▶ [YOUR TASK] Restate the following entries exactly. Keep the pictures out.

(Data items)

--------------------

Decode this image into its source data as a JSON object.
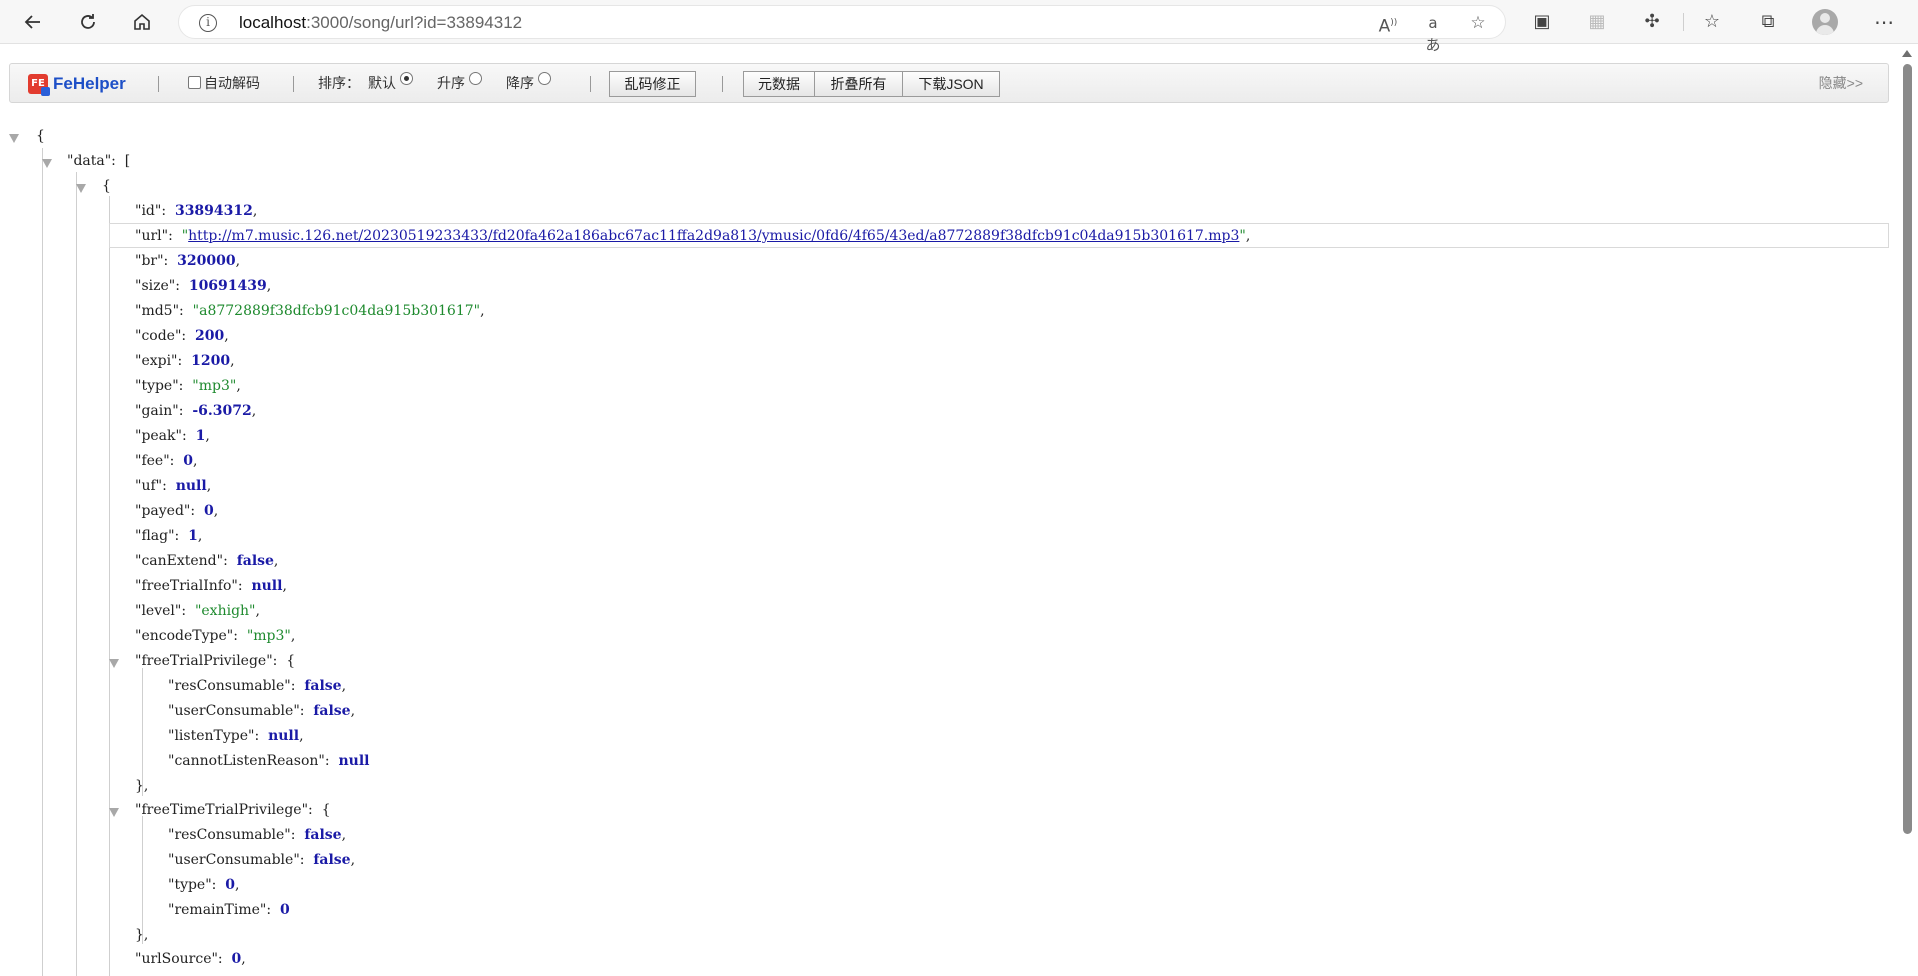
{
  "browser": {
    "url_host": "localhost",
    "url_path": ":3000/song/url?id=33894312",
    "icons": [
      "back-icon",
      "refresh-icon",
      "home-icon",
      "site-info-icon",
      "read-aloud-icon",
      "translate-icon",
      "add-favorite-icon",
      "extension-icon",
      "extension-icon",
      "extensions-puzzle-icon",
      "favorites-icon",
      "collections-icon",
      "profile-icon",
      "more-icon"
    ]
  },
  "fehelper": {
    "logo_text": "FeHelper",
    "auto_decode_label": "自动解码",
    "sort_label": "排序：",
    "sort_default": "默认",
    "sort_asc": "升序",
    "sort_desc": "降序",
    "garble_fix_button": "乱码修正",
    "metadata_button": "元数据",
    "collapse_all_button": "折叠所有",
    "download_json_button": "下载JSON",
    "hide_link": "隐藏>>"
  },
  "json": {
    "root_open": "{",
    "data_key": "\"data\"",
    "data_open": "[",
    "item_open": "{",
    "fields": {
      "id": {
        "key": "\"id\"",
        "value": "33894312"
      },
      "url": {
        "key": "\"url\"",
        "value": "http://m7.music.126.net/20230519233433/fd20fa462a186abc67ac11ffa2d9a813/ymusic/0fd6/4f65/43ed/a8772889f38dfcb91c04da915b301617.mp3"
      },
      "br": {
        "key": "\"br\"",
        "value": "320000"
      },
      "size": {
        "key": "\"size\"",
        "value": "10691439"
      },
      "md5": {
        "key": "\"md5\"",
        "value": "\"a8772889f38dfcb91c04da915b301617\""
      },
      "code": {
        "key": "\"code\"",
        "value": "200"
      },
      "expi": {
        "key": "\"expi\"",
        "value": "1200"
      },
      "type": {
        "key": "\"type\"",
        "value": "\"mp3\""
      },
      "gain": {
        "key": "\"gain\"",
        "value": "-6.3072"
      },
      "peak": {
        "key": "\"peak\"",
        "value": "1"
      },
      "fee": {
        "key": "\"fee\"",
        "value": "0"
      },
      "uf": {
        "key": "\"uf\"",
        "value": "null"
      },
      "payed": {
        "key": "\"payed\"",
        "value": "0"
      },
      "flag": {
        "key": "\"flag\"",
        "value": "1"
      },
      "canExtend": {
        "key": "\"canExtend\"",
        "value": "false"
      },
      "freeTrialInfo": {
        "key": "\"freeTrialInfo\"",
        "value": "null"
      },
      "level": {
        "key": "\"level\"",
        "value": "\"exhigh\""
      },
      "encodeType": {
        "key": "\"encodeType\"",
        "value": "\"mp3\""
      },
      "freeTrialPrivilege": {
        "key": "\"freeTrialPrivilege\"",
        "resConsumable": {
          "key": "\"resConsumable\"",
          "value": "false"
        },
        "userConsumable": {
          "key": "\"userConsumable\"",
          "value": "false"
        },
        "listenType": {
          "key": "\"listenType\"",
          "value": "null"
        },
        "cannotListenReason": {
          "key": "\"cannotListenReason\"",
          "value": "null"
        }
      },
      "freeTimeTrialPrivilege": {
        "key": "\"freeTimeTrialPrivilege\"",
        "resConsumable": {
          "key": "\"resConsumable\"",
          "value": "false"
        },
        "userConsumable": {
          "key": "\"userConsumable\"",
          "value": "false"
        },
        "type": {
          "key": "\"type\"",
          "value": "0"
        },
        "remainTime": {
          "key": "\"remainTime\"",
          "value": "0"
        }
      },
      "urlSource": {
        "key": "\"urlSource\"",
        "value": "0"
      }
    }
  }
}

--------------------

▶ [OUTPUT OF THE EXERCISE]
Decode this image into its source data as a JSON object.
{
  "browser": {
    "url_host": "localhost",
    "url_path": ":3000/song/url?id=33894312",
    "icons": [
      "back-icon",
      "refresh-icon",
      "home-icon",
      "site-info-icon",
      "read-aloud-icon",
      "translate-icon",
      "add-favorite-icon",
      "extension-icon",
      "extension-icon",
      "extensions-puzzle-icon",
      "favorites-icon",
      "collections-icon",
      "profile-icon",
      "more-icon"
    ]
  },
  "fehelper": {
    "logo_text": "FeHelper",
    "auto_decode_label": "自动解码",
    "sort_label": "排序：",
    "sort_default": "默认",
    "sort_asc": "升序",
    "sort_desc": "降序",
    "garble_fix_button": "乱码修正",
    "metadata_button": "元数据",
    "collapse_all_button": "折叠所有",
    "download_json_button": "下载JSON",
    "hide_link": "隐藏>>"
  },
  "json": {
    "root_open": "{",
    "data_key": "\"data\"",
    "data_open": "[",
    "item_open": "{",
    "fields": {
      "id": {
        "key": "\"id\"",
        "value": "33894312"
      },
      "url": {
        "key": "\"url\"",
        "value": "http://m7.music.126.net/20230519233433/fd20fa462a186abc67ac11ffa2d9a813/ymusic/0fd6/4f65/43ed/a8772889f38dfcb91c04da915b301617.mp3"
      },
      "br": {
        "key": "\"br\"",
        "value": "320000"
      },
      "size": {
        "key": "\"size\"",
        "value": "10691439"
      },
      "md5": {
        "key": "\"md5\"",
        "value": "\"a8772889f38dfcb91c04da915b301617\""
      },
      "code": {
        "key": "\"code\"",
        "value": "200"
      },
      "expi": {
        "key": "\"expi\"",
        "value": "1200"
      },
      "type": {
        "key": "\"type\"",
        "value": "\"mp3\""
      },
      "gain": {
        "key": "\"gain\"",
        "value": "-6.3072"
      },
      "peak": {
        "key": "\"peak\"",
        "value": "1"
      },
      "fee": {
        "key": "\"fee\"",
        "value": "0"
      },
      "uf": {
        "key": "\"uf\"",
        "value": "null"
      },
      "payed": {
        "key": "\"payed\"",
        "value": "0"
      },
      "flag": {
        "key": "\"flag\"",
        "value": "1"
      },
      "canExtend": {
        "key": "\"canExtend\"",
        "value": "false"
      },
      "freeTrialInfo": {
        "key": "\"freeTrialInfo\"",
        "value": "null"
      },
      "level": {
        "key": "\"level\"",
        "value": "\"exhigh\""
      },
      "encodeType": {
        "key": "\"encodeType\"",
        "value": "\"mp3\""
      },
      "freeTrialPrivilege": {
        "key": "\"freeTrialPrivilege\"",
        "resConsumable": {
          "key": "\"resConsumable\"",
          "value": "false"
        },
        "userConsumable": {
          "key": "\"userConsumable\"",
          "value": "false"
        },
        "listenType": {
          "key": "\"listenType\"",
          "value": "null"
        },
        "cannotListenReason": {
          "key": "\"cannotListenReason\"",
          "value": "null"
        }
      },
      "freeTimeTrialPrivilege": {
        "key": "\"freeTimeTrialPrivilege\"",
        "resConsumable": {
          "key": "\"resConsumable\"",
          "value": "false"
        },
        "userConsumable": {
          "key": "\"userConsumable\"",
          "value": "false"
        },
        "type": {
          "key": "\"type\"",
          "value": "0"
        },
        "remainTime": {
          "key": "\"remainTime\"",
          "value": "0"
        }
      },
      "urlSource": {
        "key": "\"urlSource\"",
        "value": "0"
      }
    }
  }
}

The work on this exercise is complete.